TASK OBJECTIVE – An exact copy of the records below is required, and it must contain no pictures.

Excerpts from an interface dataset:

=== Begin Enclosure ===

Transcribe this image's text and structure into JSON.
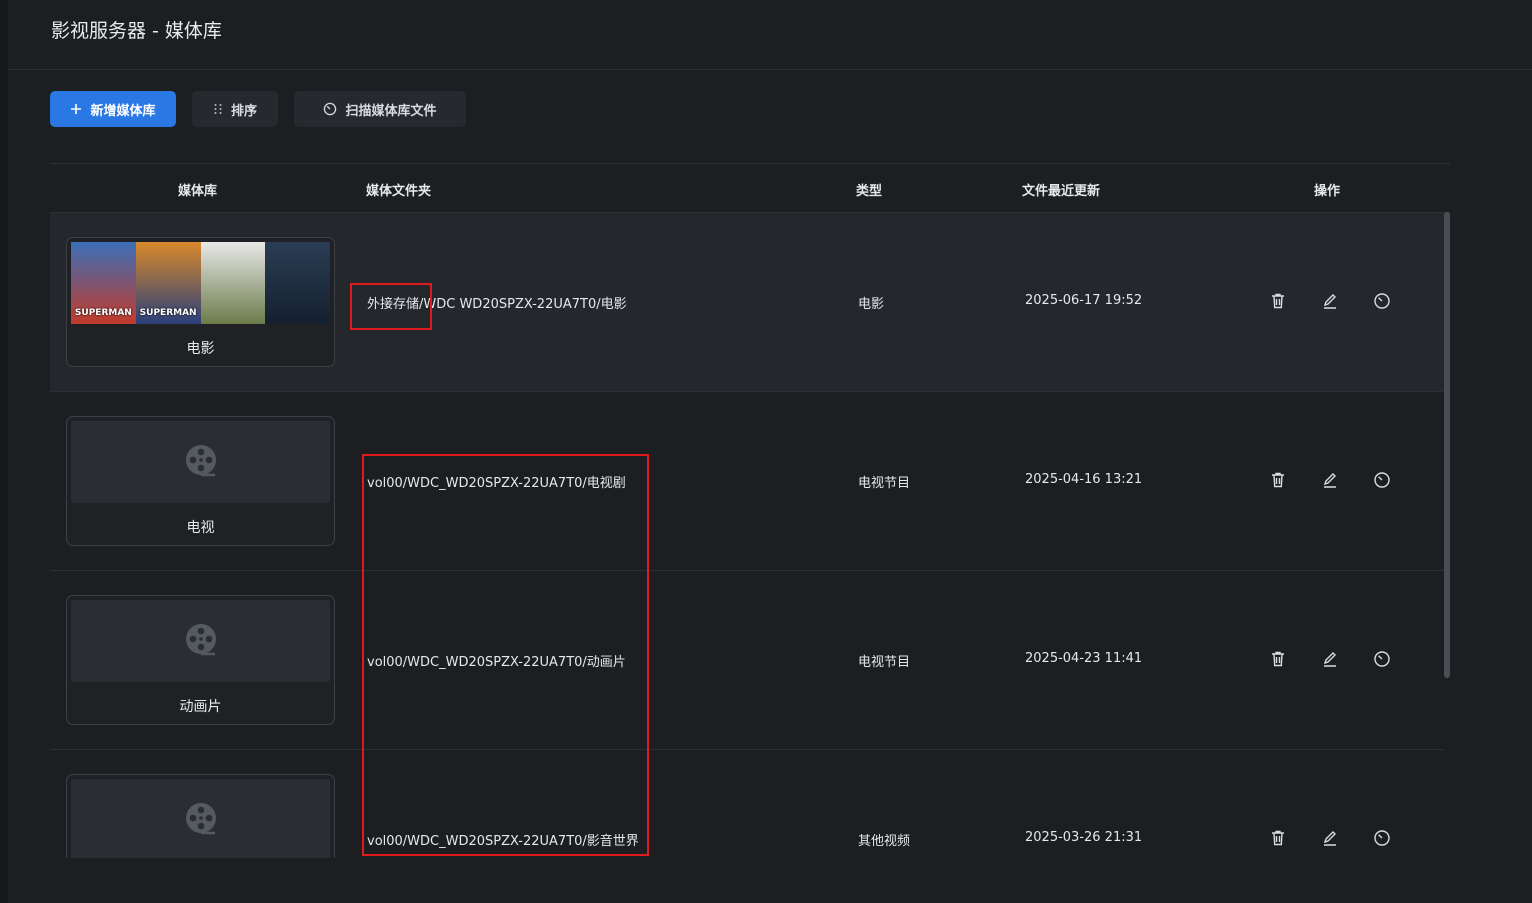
{
  "window": {
    "title": "影视服务器 - 媒体库"
  },
  "toolbar": {
    "add_label": "新增媒体库",
    "sort_label": "排序",
    "scan_label": "扫描媒体库文件",
    "accent_color": "#2a78e4"
  },
  "table": {
    "columns": [
      "媒体库",
      "媒体文件夹",
      "类型",
      "文件最近更新",
      "操作"
    ],
    "rows": [
      {
        "library": "电影",
        "folder": "外接存储/WDC WD20SPZX-22UA7T0/电影",
        "type": "电影",
        "updated": "2025-06-17 19:52",
        "thumbnail": "posters"
      },
      {
        "library": "电视",
        "folder": "vol00/WDC_WD20SPZX-22UA7T0/电视剧",
        "type": "电视节目",
        "updated": "2025-04-16 13:21",
        "thumbnail": "film-reel-icon"
      },
      {
        "library": "动画片",
        "folder": "vol00/WDC_WD20SPZX-22UA7T0/动画片",
        "type": "电视节目",
        "updated": "2025-04-23 11:41",
        "thumbnail": "film-reel-icon"
      },
      {
        "library": "",
        "folder": "vol00/WDC_WD20SPZX-22UA7T0/影音世界",
        "type": "其他视频",
        "updated": "2025-03-26 21:31",
        "thumbnail": "film-reel-icon"
      }
    ],
    "row_actions": [
      "trash-icon",
      "edit-icon",
      "scan-icon"
    ]
  },
  "posters": [
    {
      "text": "SUPERMAN",
      "color_top": "#3a6fb8",
      "color_bottom": "#c23b2a"
    },
    {
      "text": "SUPERMAN",
      "color_top": "#d98a2b",
      "color_bottom": "#2b3f7a"
    },
    {
      "text": "",
      "color_top": "#e8e8e8",
      "color_bottom": "#6b7b4a"
    },
    {
      "text": "",
      "color_top": "#2b3d55",
      "color_bottom": "#14202e"
    }
  ]
}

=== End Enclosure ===

TASK RESULT –
Transcribe this image's text and structure into JSON.
{
  "window": {
    "title": "影视服务器 - 媒体库"
  },
  "toolbar": {
    "add_label": "新增媒体库",
    "sort_label": "排序",
    "scan_label": "扫描媒体库文件",
    "accent_color": "#2a78e4"
  },
  "table": {
    "columns": [
      "媒体库",
      "媒体文件夹",
      "类型",
      "文件最近更新",
      "操作"
    ],
    "rows": [
      {
        "library": "电影",
        "folder": "外接存储/WDC WD20SPZX-22UA7T0/电影",
        "type": "电影",
        "updated": "2025-06-17 19:52",
        "thumbnail": "posters"
      },
      {
        "library": "电视",
        "folder": "vol00/WDC_WD20SPZX-22UA7T0/电视剧",
        "type": "电视节目",
        "updated": "2025-04-16 13:21",
        "thumbnail": "film-reel-icon"
      },
      {
        "library": "动画片",
        "folder": "vol00/WDC_WD20SPZX-22UA7T0/动画片",
        "type": "电视节目",
        "updated": "2025-04-23 11:41",
        "thumbnail": "film-reel-icon"
      },
      {
        "library": "",
        "folder": "vol00/WDC_WD20SPZX-22UA7T0/影音世界",
        "type": "其他视频",
        "updated": "2025-03-26 21:31",
        "thumbnail": "film-reel-icon"
      }
    ],
    "row_actions": [
      "trash-icon",
      "edit-icon",
      "scan-icon"
    ]
  },
  "posters": [
    {
      "text": "SUPERMAN",
      "color_top": "#3a6fb8",
      "color_bottom": "#c23b2a"
    },
    {
      "text": "SUPERMAN",
      "color_top": "#d98a2b",
      "color_bottom": "#2b3f7a"
    },
    {
      "text": "",
      "color_top": "#e8e8e8",
      "color_bottom": "#6b7b4a"
    },
    {
      "text": "",
      "color_top": "#2b3d55",
      "color_bottom": "#14202e"
    }
  ]
}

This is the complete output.